I'd rather be home any day than in this germy place./Wikimedia Commons

By Laura Grimes

It’s time to re-institute home visits by doctors.

I want to hear the doorbell ring and see the black bag. With a sweep of my motherly arm I would graciously show the caring soul to the outdated plaid couch, where Oscar/Dennis would be slouched back in a daze, his slumber roused by the sound of the bell. Oscar/Dennis would flicker open his eyes a slit but he wouldn’t move. His gray hoodie that hadn’t been changed for a few days would be pulled up over his ears, and the red fuzzy blanket would be flung over his long body that stretches from one sofa arm to the other. A couple of pillows would prop up his head. The white She Cat would be curled up on his legs in a lowercase e.

Even though it would be noon, the room would be dark. The blinds would not have been pulled, but there would be a small welcoming fire.
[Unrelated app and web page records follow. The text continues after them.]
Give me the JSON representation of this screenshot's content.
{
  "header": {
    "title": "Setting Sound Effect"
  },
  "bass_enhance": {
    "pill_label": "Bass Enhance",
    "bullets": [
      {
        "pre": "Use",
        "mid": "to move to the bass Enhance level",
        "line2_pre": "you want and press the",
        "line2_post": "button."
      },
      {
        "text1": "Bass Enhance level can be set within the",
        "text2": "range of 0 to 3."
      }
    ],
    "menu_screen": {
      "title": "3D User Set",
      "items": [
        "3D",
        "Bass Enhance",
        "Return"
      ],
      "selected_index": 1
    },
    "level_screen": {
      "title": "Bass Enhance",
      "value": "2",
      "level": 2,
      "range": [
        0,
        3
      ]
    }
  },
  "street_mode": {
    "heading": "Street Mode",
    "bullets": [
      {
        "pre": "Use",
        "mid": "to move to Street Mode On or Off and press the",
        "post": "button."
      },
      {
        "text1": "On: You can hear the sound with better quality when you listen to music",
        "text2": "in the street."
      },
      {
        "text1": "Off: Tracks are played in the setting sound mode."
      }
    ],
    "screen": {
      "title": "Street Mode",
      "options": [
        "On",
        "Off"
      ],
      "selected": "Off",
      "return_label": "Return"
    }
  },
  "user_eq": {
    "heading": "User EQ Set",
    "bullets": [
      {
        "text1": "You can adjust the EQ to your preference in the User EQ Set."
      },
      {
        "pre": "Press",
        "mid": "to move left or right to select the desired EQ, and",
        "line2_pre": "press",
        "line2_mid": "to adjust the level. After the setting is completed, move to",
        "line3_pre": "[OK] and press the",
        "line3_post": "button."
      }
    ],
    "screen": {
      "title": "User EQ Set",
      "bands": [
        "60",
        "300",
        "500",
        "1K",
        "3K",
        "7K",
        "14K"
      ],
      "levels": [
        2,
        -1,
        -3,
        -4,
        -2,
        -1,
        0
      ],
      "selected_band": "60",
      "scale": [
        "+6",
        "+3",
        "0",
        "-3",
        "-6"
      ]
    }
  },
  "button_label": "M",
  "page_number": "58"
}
A tall water bottle, a couple of untouched Ritz crackers and a tub with a half-inch of vomit would be on the coffee table.

Continue reading Is there a doctor in the house?